The seat post, stem and handlebars are all unbranded Carrera components, the Velo Saddle is okay, but you may want to upgrade it to something a bit more comfortable for daily commuting.
Overall the finish of the bike is good. The frame and fork are made of 6061 Alloy, and Halfords have kept the overall design nice and simple, with a relaxed riding geometry.
The Crossroad is also supplied with resin pedals with toe clips.
Who is the Carrera Crossroad aimed at?
I would say this bike is aimed squarely at commuters and leisure riders who want to enjoy the benefits of electric assist on a road bike but don’t want to spend a packet on an expensive e-road bike.
This bike has been designed to be versatile, the wider tyres and disc brakes make it ideal for riding on light trails or canal towpaths. It’s also perfect for city riding, or riding small country lanes. The larger tyres will definitely improve traction and help take the sting out of smaller potholes.
As the Carrera Crossroad is a new bike, I can only gauge its potential long-term reliability when compared with other Carrera models that use the same drive system. Generally geared hub motors are incredibly reliable.
The only thing that can wear over time is the nylon planetary gears inside the motor, but Halfords do offer a 2 years parts warranty with this bike, which when you consider the price, is very good indeed.

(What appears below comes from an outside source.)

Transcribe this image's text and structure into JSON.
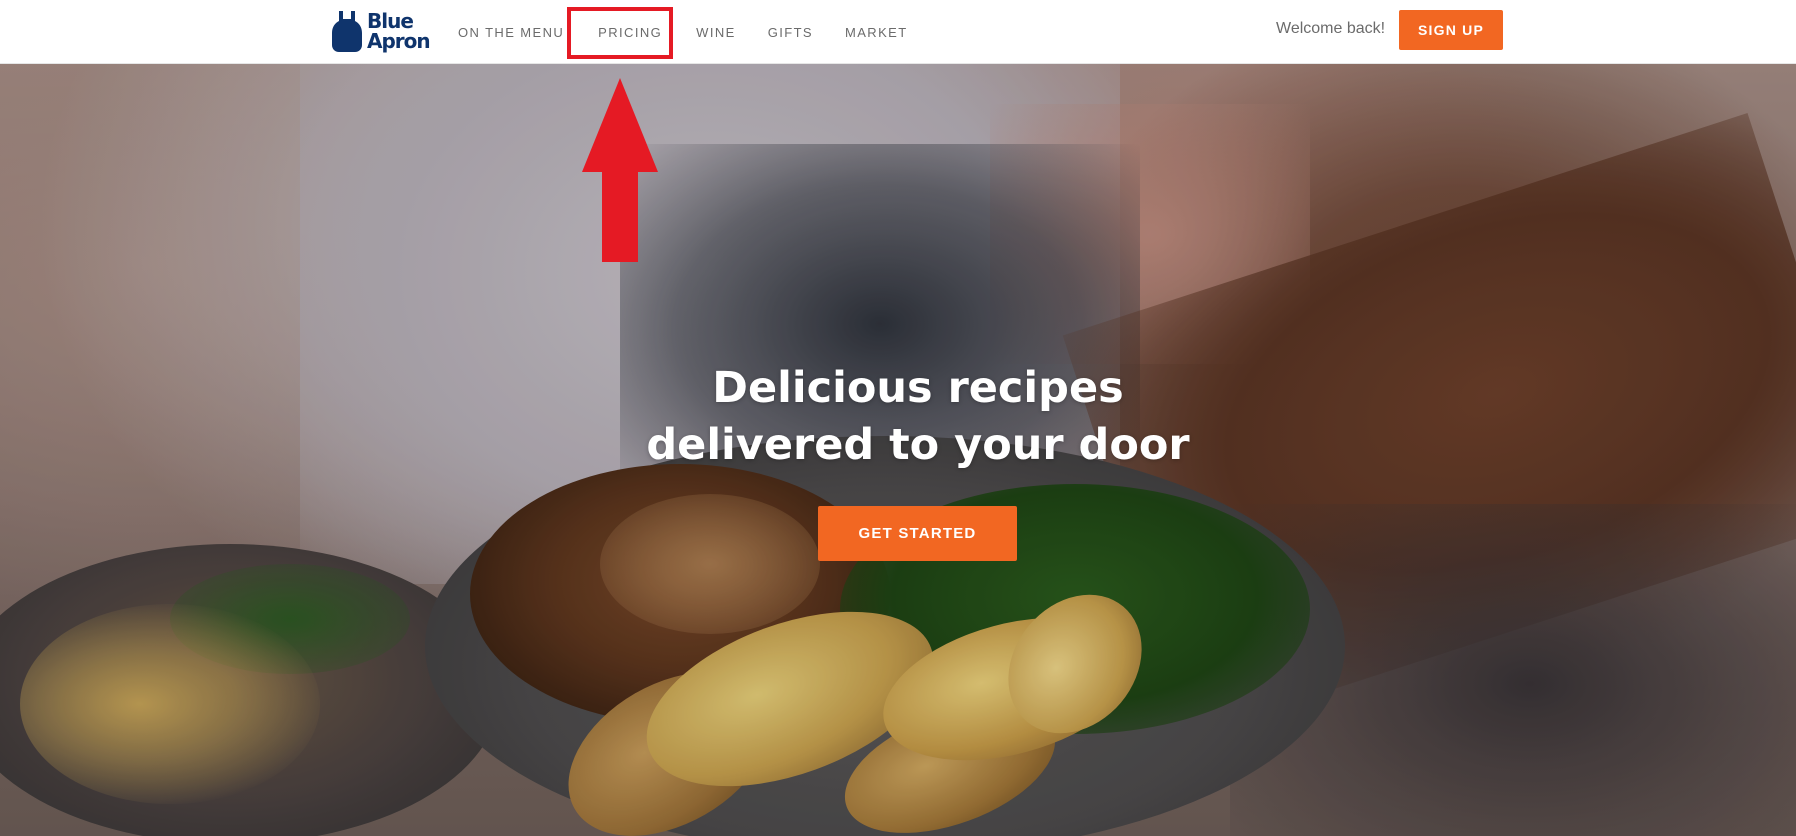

You will, of course, be obligated to have the bike regularly serviced at Halfords for the warranty to stay valid, and you would not be able to modify the motor in any way.
I personally think the Carrera Crossroad Electric road bike offers excellent value for money. Normally electric road bikes don’t come cheap, and it’s nice to see something available at the cheaper end of the scale. Not all of us can afford to shell out £2000+ for an e-bike, and because this bike is so affordable, it will be eligible for the cycle-to-work scheme, making it a sure-fire hit with commuters.
It’s true, that you get what you pay for, and it isn’t really fair to draw comparisons between the Carrera Crossroad and something like the Ribble SLe or Orbea Gain. That would be like comparing chalk and cheese!
At the end of the day, the Crossroad does what it says on the tin. It may be a bit on the heavy side and have cheap components, but if you want a no-frills electric road bike then this bike is excellent value for money.
Not only is it cheap, but it’s actually a half-decent road bike. It handles well enough, and the wider tyres and relaxed frame geometry make it quite a comfortable ride.
All the components are tried and tested, and as far as long-term reliability is concerned, it shouldn’t give too much trouble.
If you’re after a cheap electric road bike, the Crossroad is the only real option available at the moment, and it isn’t a bad one!